providing it is
Impostors, Pretenders and Deceivers
|By Loren Pankratz|
Small fibs are useless. A lie obtains credence in proportion to its enormity; for though the statements you make are difficult to believe, it is more difficult to conceive a woman audacious enough to invent them. -Anon: Spirit Rapping Made Easy, 1923
Pretending to be an airline pilot or doctor is not easy. While an actor has his lines, an impostor must develop his script spontaneously as situations arise. Creativity and imagination are requisites.
When an individual adopts the personality or identity of someone else, the new role has a powerful effect on the impostor, as well as on those being deceived. Psychologist George Kelly encouraged his patients to try on roles, much as one tries on new clothes at a store. Kelly maintained that by practicing the new role, the individual becomes the person he or she is pretending to be. For the impostor, this makes lying easier.
Over a long period of time, the impostor subsumes part of his or her own identity to the role. Psychological complexities arise.
Self-deception may develop, making the individual seem particularly sincere in his presentation. And, feedback from the new role can create a sense of entitlement: People who have pretended to be physicians often lack a sense of the seriousness of their actions when caught.

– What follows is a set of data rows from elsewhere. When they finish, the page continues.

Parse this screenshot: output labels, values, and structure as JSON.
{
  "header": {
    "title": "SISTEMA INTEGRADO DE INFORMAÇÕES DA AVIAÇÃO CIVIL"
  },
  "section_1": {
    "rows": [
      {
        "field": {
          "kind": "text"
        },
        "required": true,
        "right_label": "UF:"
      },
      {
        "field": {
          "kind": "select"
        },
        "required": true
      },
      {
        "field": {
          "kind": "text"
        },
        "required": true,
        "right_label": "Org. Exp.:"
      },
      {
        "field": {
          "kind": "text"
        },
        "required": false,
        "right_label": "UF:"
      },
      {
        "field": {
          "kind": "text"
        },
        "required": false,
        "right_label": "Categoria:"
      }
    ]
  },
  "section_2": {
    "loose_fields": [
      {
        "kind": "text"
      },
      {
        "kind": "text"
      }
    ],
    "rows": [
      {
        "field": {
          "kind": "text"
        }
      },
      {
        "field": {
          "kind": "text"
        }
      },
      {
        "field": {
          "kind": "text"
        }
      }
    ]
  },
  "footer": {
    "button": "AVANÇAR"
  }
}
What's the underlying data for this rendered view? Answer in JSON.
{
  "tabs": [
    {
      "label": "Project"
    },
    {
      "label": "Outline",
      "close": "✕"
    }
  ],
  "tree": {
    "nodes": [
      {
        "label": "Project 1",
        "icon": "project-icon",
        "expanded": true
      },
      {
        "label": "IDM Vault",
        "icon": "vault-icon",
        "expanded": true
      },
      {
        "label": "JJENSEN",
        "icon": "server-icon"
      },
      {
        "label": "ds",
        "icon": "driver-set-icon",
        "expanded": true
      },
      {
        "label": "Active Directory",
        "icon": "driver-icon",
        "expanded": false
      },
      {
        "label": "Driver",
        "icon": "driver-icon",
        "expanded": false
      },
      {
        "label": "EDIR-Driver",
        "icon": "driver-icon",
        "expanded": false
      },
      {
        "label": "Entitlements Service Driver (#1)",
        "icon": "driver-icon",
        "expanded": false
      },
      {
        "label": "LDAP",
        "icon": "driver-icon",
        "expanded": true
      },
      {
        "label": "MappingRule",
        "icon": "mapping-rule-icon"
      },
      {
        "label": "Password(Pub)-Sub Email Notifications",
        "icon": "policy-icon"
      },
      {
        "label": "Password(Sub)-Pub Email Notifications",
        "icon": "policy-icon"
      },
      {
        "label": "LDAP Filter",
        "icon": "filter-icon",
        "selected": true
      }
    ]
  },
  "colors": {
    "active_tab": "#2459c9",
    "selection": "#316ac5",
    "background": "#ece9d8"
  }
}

Credibility and Sincerity
The successful deceiver must first establish credibility. Once credibility is established, however, the impostor can get away with absurd statements, even obvious inconsistencies. Professional hoaxer Alan Abel demonstrated that people will believe anything, no matter how preposterous, providing it is presented with a serious demeanor. A serious demeanor implies sincerity. Truth is commonly judged by sincerity in our culture.
Not surprisingly, impostors skillfully exploit the appearance of sincerity. Dishonest people are particularly good at looking others in the eye and smiling while delivering a lie. The experienced liar has a powerful ability to influence others. With practice, the deceptive person can become extremely bold in his lies, delivering his story with consistency and sincerity without flashing signs of doubt.

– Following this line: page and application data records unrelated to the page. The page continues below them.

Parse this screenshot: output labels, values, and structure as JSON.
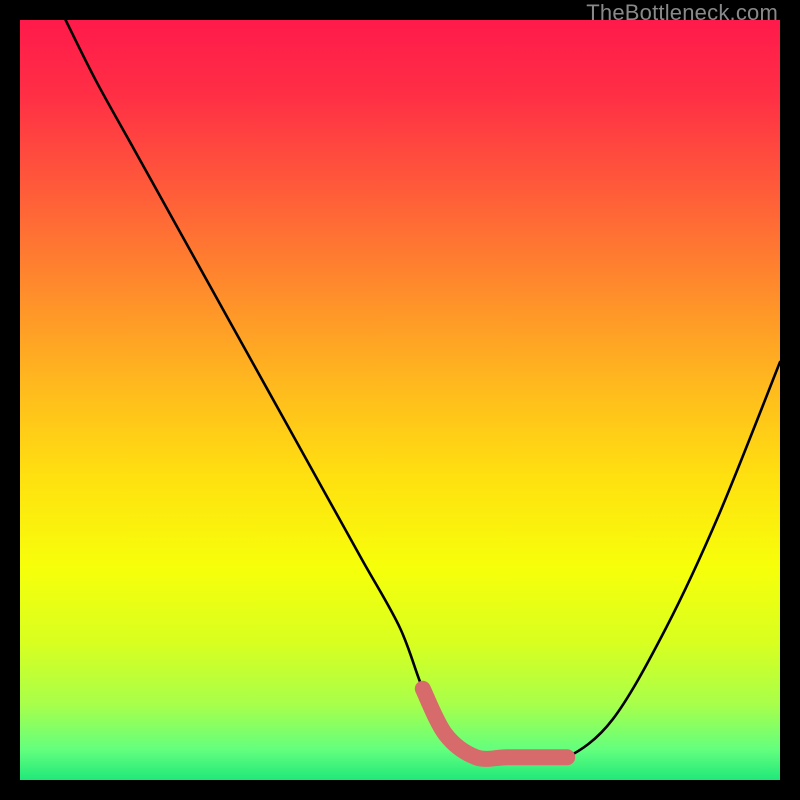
{
  "watermark": "TheBottleneck.com",
  "colors": {
    "gradient_stops": [
      {
        "offset": 0.0,
        "color": "#ff1a4b"
      },
      {
        "offset": 0.1,
        "color": "#ff2f45"
      },
      {
        "offset": 0.22,
        "color": "#ff5a3a"
      },
      {
        "offset": 0.35,
        "color": "#ff8a2c"
      },
      {
        "offset": 0.48,
        "color": "#ffb91e"
      },
      {
        "offset": 0.6,
        "color": "#ffe010"
      },
      {
        "offset": 0.72,
        "color": "#f7ff0a"
      },
      {
        "offset": 0.82,
        "color": "#d8ff20"
      },
      {
        "offset": 0.9,
        "color": "#a8ff4a"
      },
      {
        "offset": 0.96,
        "color": "#63ff7e"
      },
      {
        "offset": 1.0,
        "color": "#20e87a"
      }
    ],
    "curve": "#000000",
    "highlight": "#d76b6b",
    "background": "#000000"
  },
  "chart_data": {
    "type": "line",
    "title": "",
    "xlabel": "",
    "ylabel": "",
    "xlim": [
      0,
      100
    ],
    "ylim": [
      0,
      100
    ],
    "series": [
      {
        "name": "bottleneck-curve",
        "x": [
          6,
          10,
          15,
          20,
          25,
          30,
          35,
          40,
          45,
          50,
          53,
          56,
          60,
          64,
          68,
          72,
          78,
          85,
          92,
          100
        ],
        "values": [
          100,
          92,
          83,
          74,
          65,
          56,
          47,
          38,
          29,
          20,
          12,
          6,
          3,
          3,
          3,
          3,
          8,
          20,
          35,
          55
        ]
      }
    ],
    "highlight_segment": {
      "series": "bottleneck-curve",
      "x": [
        53,
        56,
        60,
        64,
        68,
        72
      ],
      "values": [
        12,
        6,
        3,
        3,
        3,
        3
      ]
    }
  }
}
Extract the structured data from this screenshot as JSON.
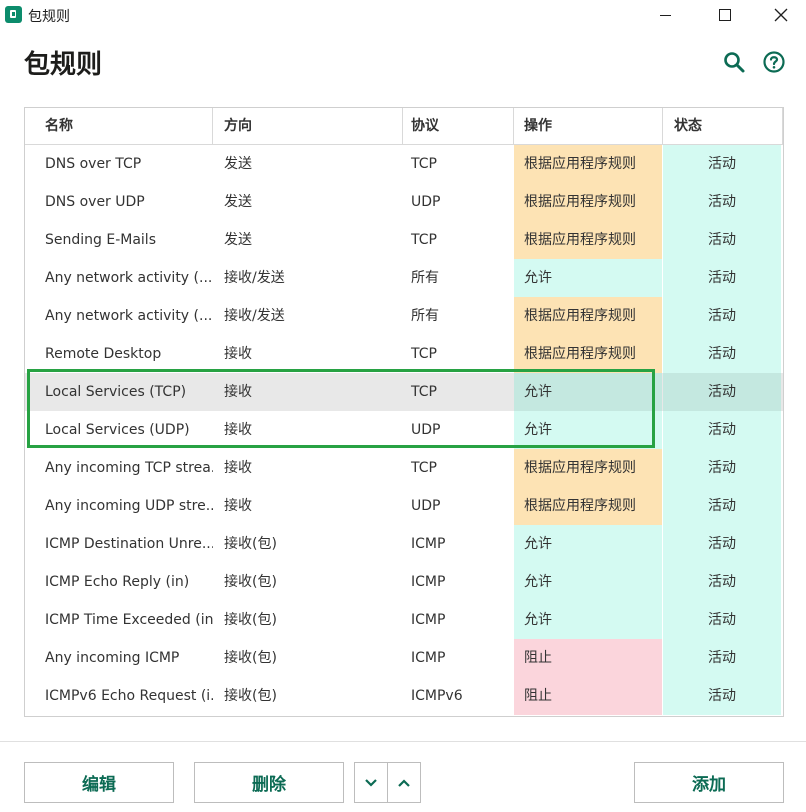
{
  "window": {
    "title": "包规则"
  },
  "header": {
    "title": "包规则",
    "search_icon": "search-icon",
    "help_icon": "help-icon"
  },
  "columns": [
    "名称",
    "方向",
    "协议",
    "操作",
    "状态"
  ],
  "colors": {
    "action_app_rules": "#fde3b4",
    "action_allow": "#d4faf2",
    "action_block": "#fbd5dc",
    "state_active": "#d4faf2",
    "highlight_border": "#27a243",
    "accent": "#0c6b54"
  },
  "rows": [
    {
      "name": "DNS over TCP",
      "direction": "发送",
      "protocol": "TCP",
      "action": "根据应用程序规则",
      "action_type": "app",
      "state": "活动"
    },
    {
      "name": "DNS over UDP",
      "direction": "发送",
      "protocol": "UDP",
      "action": "根据应用程序规则",
      "action_type": "app",
      "state": "活动"
    },
    {
      "name": "Sending E-Mails",
      "direction": "发送",
      "protocol": "TCP",
      "action": "根据应用程序规则",
      "action_type": "app",
      "state": "活动"
    },
    {
      "name": "Any network activity (...",
      "direction": "接收/发送",
      "protocol": "所有",
      "action": "允许",
      "action_type": "allow",
      "state": "活动"
    },
    {
      "name": "Any network activity (...",
      "direction": "接收/发送",
      "protocol": "所有",
      "action": "根据应用程序规则",
      "action_type": "app",
      "state": "活动"
    },
    {
      "name": "Remote Desktop",
      "direction": "接收",
      "protocol": "TCP",
      "action": "根据应用程序规则",
      "action_type": "app",
      "state": "活动"
    },
    {
      "name": "Local Services (TCP)",
      "direction": "接收",
      "protocol": "TCP",
      "action": "允许",
      "action_type": "allow",
      "state": "活动",
      "selected": true
    },
    {
      "name": "Local Services (UDP)",
      "direction": "接收",
      "protocol": "UDP",
      "action": "允许",
      "action_type": "allow",
      "state": "活动"
    },
    {
      "name": "Any incoming TCP strea...",
      "direction": "接收",
      "protocol": "TCP",
      "action": "根据应用程序规则",
      "action_type": "app",
      "state": "活动"
    },
    {
      "name": "Any incoming UDP stre...",
      "direction": "接收",
      "protocol": "UDP",
      "action": "根据应用程序规则",
      "action_type": "app",
      "state": "活动"
    },
    {
      "name": "ICMP Destination Unre...",
      "direction": "接收(包)",
      "protocol": "ICMP",
      "action": "允许",
      "action_type": "allow",
      "state": "活动"
    },
    {
      "name": "ICMP Echo Reply (in)",
      "direction": "接收(包)",
      "protocol": "ICMP",
      "action": "允许",
      "action_type": "allow",
      "state": "活动"
    },
    {
      "name": "ICMP Time Exceeded (in)",
      "direction": "接收(包)",
      "protocol": "ICMP",
      "action": "允许",
      "action_type": "allow",
      "state": "活动"
    },
    {
      "name": "Any incoming ICMP",
      "direction": "接收(包)",
      "protocol": "ICMP",
      "action": "阻止",
      "action_type": "block",
      "state": "活动"
    },
    {
      "name": "ICMPv6 Echo Request (i...",
      "direction": "接收(包)",
      "protocol": "ICMPv6",
      "action": "阻止",
      "action_type": "block",
      "state": "活动"
    }
  ],
  "footer": {
    "edit_label": "编辑",
    "delete_label": "删除",
    "move_down_icon": "chevron-down-icon",
    "move_up_icon": "chevron-up-icon",
    "add_label": "添加"
  }
}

There are advantages to going all out and posing as someone important. The imposter can cloak his or her personal failure with assumed accomplishments. The impostor, by adopting a grandiose persona, can experience the thrill of being important. Importance has practical value as well. The audience is less likely to consider deception or confront someone they believe to be important.

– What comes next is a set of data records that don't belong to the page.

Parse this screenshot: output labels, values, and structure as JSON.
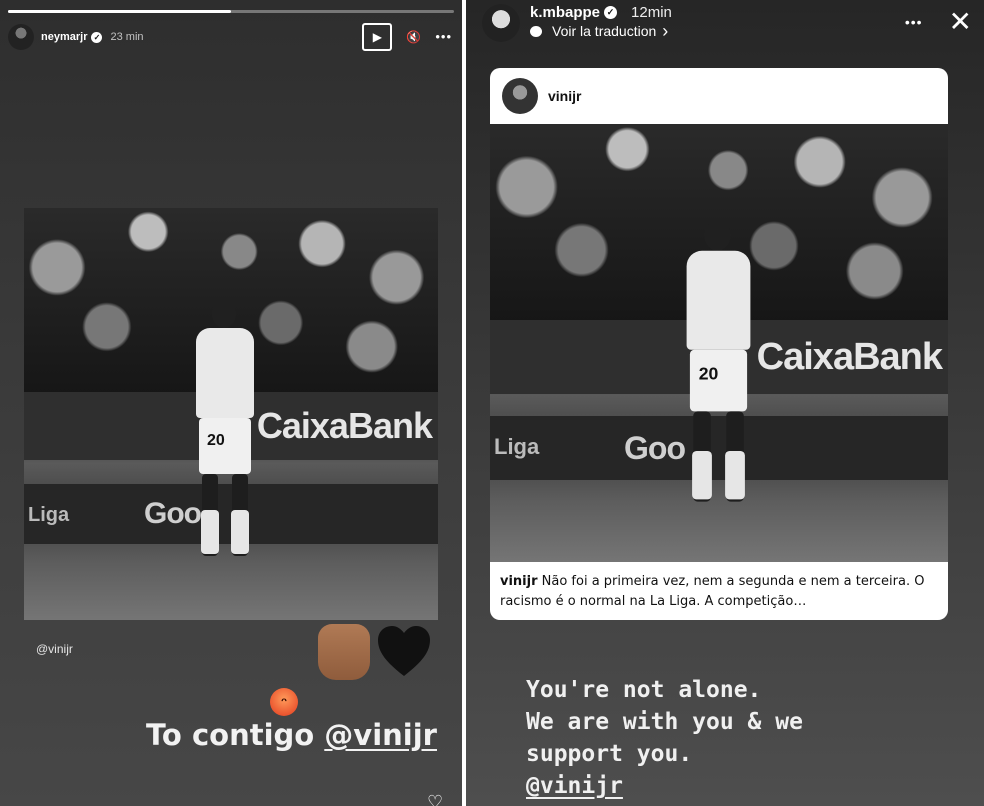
{
  "left_story": {
    "progress": 0.5,
    "username": "neymarjr",
    "verified_mark": "✓",
    "time": "23 min",
    "play_icon": "▶",
    "mute_icon": "🔇",
    "more_icon": "•••",
    "photo_banner": "CaixaBank",
    "photo_banner_lower": "Goo",
    "photo_banner_liga": "Liga",
    "jersey_number": "20",
    "mention_tag": "@vinijr",
    "caption_prefix": "To contigo ",
    "caption_mention": "@vinijr",
    "heart_icon": "♡"
  },
  "right_story": {
    "username": "k.mbappe",
    "verified_mark": "✓",
    "time": "12min",
    "translate_label": "Voir la traduction",
    "translate_chevron": "›",
    "more_icon": "•••",
    "close_icon": "✕",
    "card": {
      "username": "vinijr",
      "banner": "CaixaBank",
      "banner_lower": "Goo",
      "banner_liga": "Liga",
      "jersey_number": "20",
      "caption_user": "vinijr",
      "caption_text": " Não foi a primeira vez, nem a segunda e nem a terceira. O racismo é o normal na La Liga.  A competição…"
    },
    "caption_line1": "You're not alone.",
    "caption_line2": "We are with you & we",
    "caption_line3": "support you.",
    "caption_mention": "@vinijr"
  }
}
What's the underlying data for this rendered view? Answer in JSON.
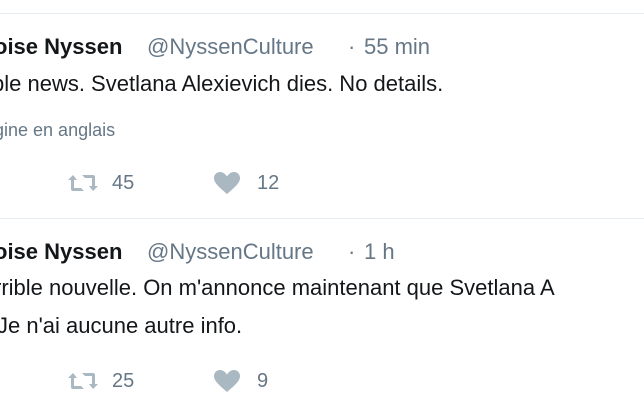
{
  "tweets": [
    {
      "fullname": "oise Nyssen",
      "username": "@NyssenCulture",
      "separator": "·",
      "time": "55 min",
      "text_lines": [
        "ble news. Svetlana Alexievich dies. No details."
      ],
      "translate": "gine en anglais",
      "retweets": "45",
      "likes": "12"
    },
    {
      "fullname": "oise Nyssen",
      "username": "@NyssenCulture",
      "separator": "·",
      "time": "1 h",
      "text_lines": [
        "rrible nouvelle. On m'annonce maintenant que Svetlana A",
        "Je n'ai aucune autre info."
      ],
      "retweets": "25",
      "likes": "9"
    }
  ],
  "colors": {
    "text": "#14171a",
    "secondary": "#657786",
    "divider": "#e6ecf0",
    "icon": "#aab8c2"
  },
  "icons": {
    "retweet": "retweet-icon",
    "like": "heart-icon"
  }
}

Deceptions are best identified by comparing claims to known facts. It is common for an impostor to exaggerate many parts of his or her story, including details that have nothing to do with their assumed role. This gives the lie-catcher additional information to check. I have known two patients who falsely claimed they had Ph.D.s from Columbia University - one in microbiology and the other in journalism. These intellectual impostors used polysyllabic words and pretended they were involved in glamorous research projects. A quick call to the registrar at Columbia sunk their whole story.
The Flaw of the Impostor
Certain styles in the impostor also alert the lie-catcher to the possibility of deception. Impostors are often, but not always, identified by the flaw of overacting. They usually behave as a caricature of the person being impersonated.
Because the methods we commonly use to judge honesty are so effectively exploited by the deceptive person, it is more helpful to listen to the theme of the storyteller. Consider the story's probability. An emotional tone in the narration can cleverly distract the listener from considering the absurdity of what is being said.
A discrepancy between appearance and the claim can provide a clue to deception. I met an awkward, obese and dull-witted person who claimed to be a Green Beret war hero. No one should have been fooled by a phony priest who dressed in a filthy habit and told obscene jokes, but these impostors convinced intelligent professionals they were genuine. Important people rarely use their status to intimidate others. Impostors, however, will menace, flaunt their knowledge, and exploit their role. They threaten to sue, call the newspapers, or contact their congressman.
The power of an important role can be heady, but the fear of being caught creates tension. This anxiety often “leaks” when the individual feels challenged. The impostor overreacts at minor issues when confronted or provoked. Typical responses include bitterness, hostility, or threats. Paul Ekman, psychologist at the University of California at San Francisco, suggested that a tirade is a lie-catcher's dream.
Dr. Pankratz has written about quackery, phony faith healers, firewalkers, and psychics. He has published possibly some of the most provocative titles in the medical literature: “The ten least wanted patients,” “Fire walking and the persistence of charlatans,” “The assessment and treatment of geezers,” and “Abdominal self-surgery.” He is a magician and has published magic tricks and mentalism effects in magazines for magicians. He has an unusual personal library on deception, magic, and the occult, and considers himself an armchair historian of hoaxes.
Pankratz is a CSICOP Fellow and is on the Scientific and Professional Advisory
Board of the False Memory Syndrome Foundation.
Return to Archive Index